YOUR ASSIGNMENT:
Copy the entries below word for word, but omit any pictures they contain.

Dataset rows for apps and sites:

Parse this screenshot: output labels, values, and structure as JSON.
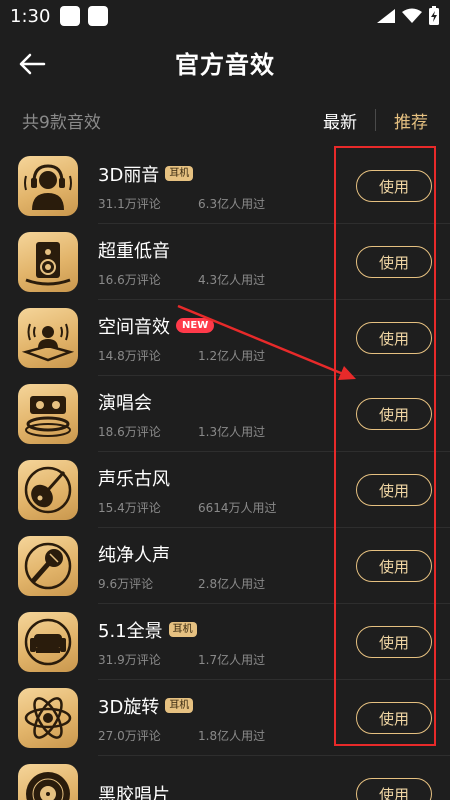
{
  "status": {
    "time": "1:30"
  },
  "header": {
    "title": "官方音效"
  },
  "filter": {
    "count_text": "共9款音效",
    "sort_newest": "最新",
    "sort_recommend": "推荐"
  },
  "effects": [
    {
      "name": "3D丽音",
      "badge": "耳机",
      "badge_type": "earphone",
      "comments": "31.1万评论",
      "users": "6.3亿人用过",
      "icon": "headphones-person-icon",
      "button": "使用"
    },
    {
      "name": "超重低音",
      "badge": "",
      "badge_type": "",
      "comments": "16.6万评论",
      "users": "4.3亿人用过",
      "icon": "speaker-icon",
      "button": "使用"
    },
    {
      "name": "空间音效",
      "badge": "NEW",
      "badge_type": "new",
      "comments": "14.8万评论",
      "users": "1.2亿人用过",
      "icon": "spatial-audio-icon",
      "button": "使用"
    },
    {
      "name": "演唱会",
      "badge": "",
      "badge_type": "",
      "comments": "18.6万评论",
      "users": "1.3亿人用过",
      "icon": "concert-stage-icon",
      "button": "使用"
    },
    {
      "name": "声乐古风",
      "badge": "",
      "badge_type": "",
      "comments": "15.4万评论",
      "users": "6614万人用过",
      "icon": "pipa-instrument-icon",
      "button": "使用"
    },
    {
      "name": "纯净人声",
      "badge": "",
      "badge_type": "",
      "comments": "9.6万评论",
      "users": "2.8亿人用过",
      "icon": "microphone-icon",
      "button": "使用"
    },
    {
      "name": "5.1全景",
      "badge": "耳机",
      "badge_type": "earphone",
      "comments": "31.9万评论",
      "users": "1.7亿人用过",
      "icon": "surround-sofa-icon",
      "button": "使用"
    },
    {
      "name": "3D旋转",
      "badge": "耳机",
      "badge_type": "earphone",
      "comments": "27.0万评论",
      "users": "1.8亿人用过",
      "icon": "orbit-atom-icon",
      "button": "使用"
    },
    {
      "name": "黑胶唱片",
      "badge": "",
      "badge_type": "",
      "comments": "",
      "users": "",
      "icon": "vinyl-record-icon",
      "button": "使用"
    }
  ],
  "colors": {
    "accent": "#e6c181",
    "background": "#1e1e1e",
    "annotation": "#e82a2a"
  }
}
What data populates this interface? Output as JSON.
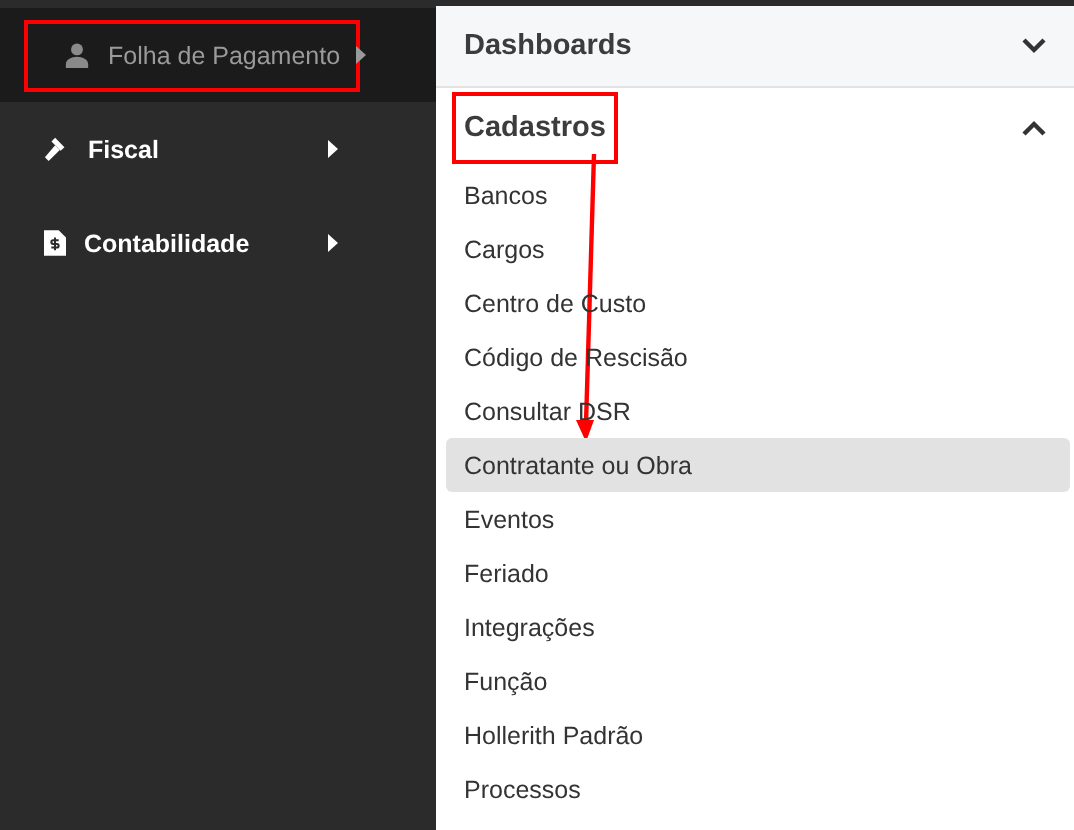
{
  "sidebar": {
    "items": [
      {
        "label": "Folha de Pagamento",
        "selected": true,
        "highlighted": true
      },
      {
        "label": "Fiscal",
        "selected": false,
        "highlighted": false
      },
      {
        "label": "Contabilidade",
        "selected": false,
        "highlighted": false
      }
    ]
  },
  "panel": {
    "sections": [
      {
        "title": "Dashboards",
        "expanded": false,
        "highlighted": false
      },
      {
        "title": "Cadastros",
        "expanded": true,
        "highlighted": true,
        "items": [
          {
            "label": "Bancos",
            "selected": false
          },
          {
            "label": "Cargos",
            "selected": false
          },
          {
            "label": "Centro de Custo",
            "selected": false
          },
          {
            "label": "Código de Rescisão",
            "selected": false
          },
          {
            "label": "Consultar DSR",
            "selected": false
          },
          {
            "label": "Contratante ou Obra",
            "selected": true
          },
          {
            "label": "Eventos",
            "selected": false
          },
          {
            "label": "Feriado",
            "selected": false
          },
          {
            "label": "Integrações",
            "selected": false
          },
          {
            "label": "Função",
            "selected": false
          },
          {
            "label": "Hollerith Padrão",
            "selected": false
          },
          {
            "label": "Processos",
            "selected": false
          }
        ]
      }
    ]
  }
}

OUTPUT FOR THIS TASK:
Parse this screenshot: output labels, values, and structure as JSON.
{
  "status": {
    "time": "1:30"
  },
  "header": {
    "title": "官方音效"
  },
  "filter": {
    "count_text": "共9款音效",
    "sort_newest": "最新",
    "sort_recommend": "推荐"
  },
  "effects": [
    {
      "name": "3D丽音",
      "badge": "耳机",
      "badge_type": "earphone",
      "comments": "31.1万评论",
      "users": "6.3亿人用过",
      "icon": "headphones-person-icon",
      "button": "使用"
    },
    {
      "name": "超重低音",
      "badge": "",
      "badge_type": "",
      "comments": "16.6万评论",
      "users": "4.3亿人用过",
      "icon": "speaker-icon",
      "button": "使用"
    },
    {
      "name": "空间音效",
      "badge": "NEW",
      "badge_type": "new",
      "comments": "14.8万评论",
      "users": "1.2亿人用过",
      "icon": "spatial-audio-icon",
      "button": "使用"
    },
    {
      "name": "演唱会",
      "badge": "",
      "badge_type": "",
      "comments": "18.6万评论",
      "users": "1.3亿人用过",
      "icon": "concert-stage-icon",
      "button": "使用"
    },
    {
      "name": "声乐古风",
      "badge": "",
      "badge_type": "",
      "comments": "15.4万评论",
      "users": "6614万人用过",
      "icon": "pipa-instrument-icon",
      "button": "使用"
    },
    {
      "name": "纯净人声",
      "badge": "",
      "badge_type": "",
      "comments": "9.6万评论",
      "users": "2.8亿人用过",
      "icon": "microphone-icon",
      "button": "使用"
    },
    {
      "name": "5.1全景",
      "badge": "耳机",
      "badge_type": "earphone",
      "comments": "31.9万评论",
      "users": "1.7亿人用过",
      "icon": "surround-sofa-icon",
      "button": "使用"
    },
    {
      "name": "3D旋转",
      "badge": "耳机",
      "badge_type": "earphone",
      "comments": "27.0万评论",
      "users": "1.8亿人用过",
      "icon": "orbit-atom-icon",
      "button": "使用"
    },
    {
      "name": "黑胶唱片",
      "badge": "",
      "badge_type": "",
      "comments": "",
      "users": "",
      "icon": "vinyl-record-icon",
      "button": "使用"
    }
  ],
  "colors": {
    "accent": "#e6c181",
    "background": "#1e1e1e",
    "annotation": "#e82a2a"
  }
}
What data populates this interface? Output as JSON.
{
  "sidebar": {
    "items": [
      {
        "label": "Folha de Pagamento",
        "selected": true,
        "highlighted": true
      },
      {
        "label": "Fiscal",
        "selected": false,
        "highlighted": false
      },
      {
        "label": "Contabilidade",
        "selected": false,
        "highlighted": false
      }
    ]
  },
  "panel": {
    "sections": [
      {
        "title": "Dashboards",
        "expanded": false,
        "highlighted": false
      },
      {
        "title": "Cadastros",
        "expanded": true,
        "highlighted": true,
        "items": [
          {
            "label": "Bancos",
            "selected": false
          },
          {
            "label": "Cargos",
            "selected": false
          },
          {
            "label": "Centro de Custo",
            "selected": false
          },
          {
            "label": "Código de Rescisão",
            "selected": false
          },
          {
            "label": "Consultar DSR",
            "selected": false
          },
          {
            "label": "Contratante ou Obra",
            "selected": true
          },
          {
            "label": "Eventos",
            "selected": false
          },
          {
            "label": "Feriado",
            "selected": false
          },
          {
            "label": "Integrações",
            "selected": false
          },
          {
            "label": "Função",
            "selected": false
          },
          {
            "label": "Hollerith Padrão",
            "selected": false
          },
          {
            "label": "Processos",
            "selected": false
          }
        ]
      }
    ]
  }
}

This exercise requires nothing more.